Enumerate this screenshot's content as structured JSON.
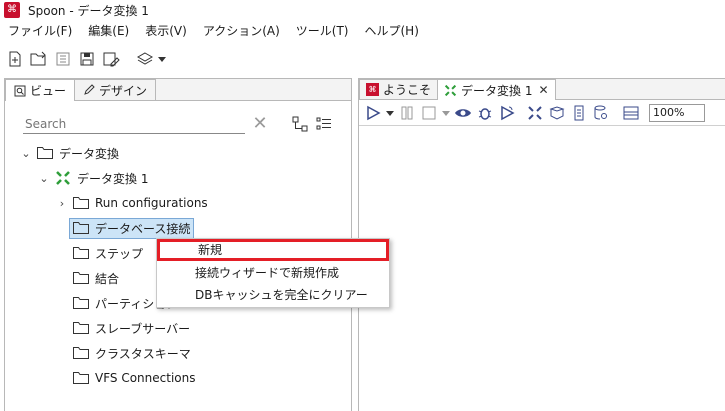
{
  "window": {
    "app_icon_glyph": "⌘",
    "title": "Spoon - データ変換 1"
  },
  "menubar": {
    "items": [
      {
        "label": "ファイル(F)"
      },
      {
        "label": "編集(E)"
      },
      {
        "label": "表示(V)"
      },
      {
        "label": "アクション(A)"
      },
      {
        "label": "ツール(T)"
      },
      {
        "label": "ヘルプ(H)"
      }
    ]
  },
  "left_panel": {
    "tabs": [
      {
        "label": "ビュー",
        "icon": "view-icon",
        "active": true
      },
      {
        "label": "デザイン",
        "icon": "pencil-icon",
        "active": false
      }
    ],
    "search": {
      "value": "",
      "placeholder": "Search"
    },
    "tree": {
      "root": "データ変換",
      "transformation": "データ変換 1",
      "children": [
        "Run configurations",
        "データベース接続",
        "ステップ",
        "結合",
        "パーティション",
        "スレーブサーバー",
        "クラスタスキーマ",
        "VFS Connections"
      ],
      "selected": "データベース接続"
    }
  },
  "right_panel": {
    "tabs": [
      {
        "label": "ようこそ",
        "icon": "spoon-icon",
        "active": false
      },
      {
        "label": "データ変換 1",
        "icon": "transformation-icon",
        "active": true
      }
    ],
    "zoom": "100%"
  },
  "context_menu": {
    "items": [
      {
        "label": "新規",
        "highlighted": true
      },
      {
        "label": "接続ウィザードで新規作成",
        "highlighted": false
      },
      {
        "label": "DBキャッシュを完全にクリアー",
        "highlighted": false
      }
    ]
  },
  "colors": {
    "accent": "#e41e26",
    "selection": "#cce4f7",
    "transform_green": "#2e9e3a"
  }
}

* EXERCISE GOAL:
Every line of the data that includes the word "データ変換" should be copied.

* PROBLEM SOLUTION:
    "title": "Spoon - データ変換 1"
      "root": "データ変換",
      "transformation": "データ変換 1",
        "label": "データ変換 1",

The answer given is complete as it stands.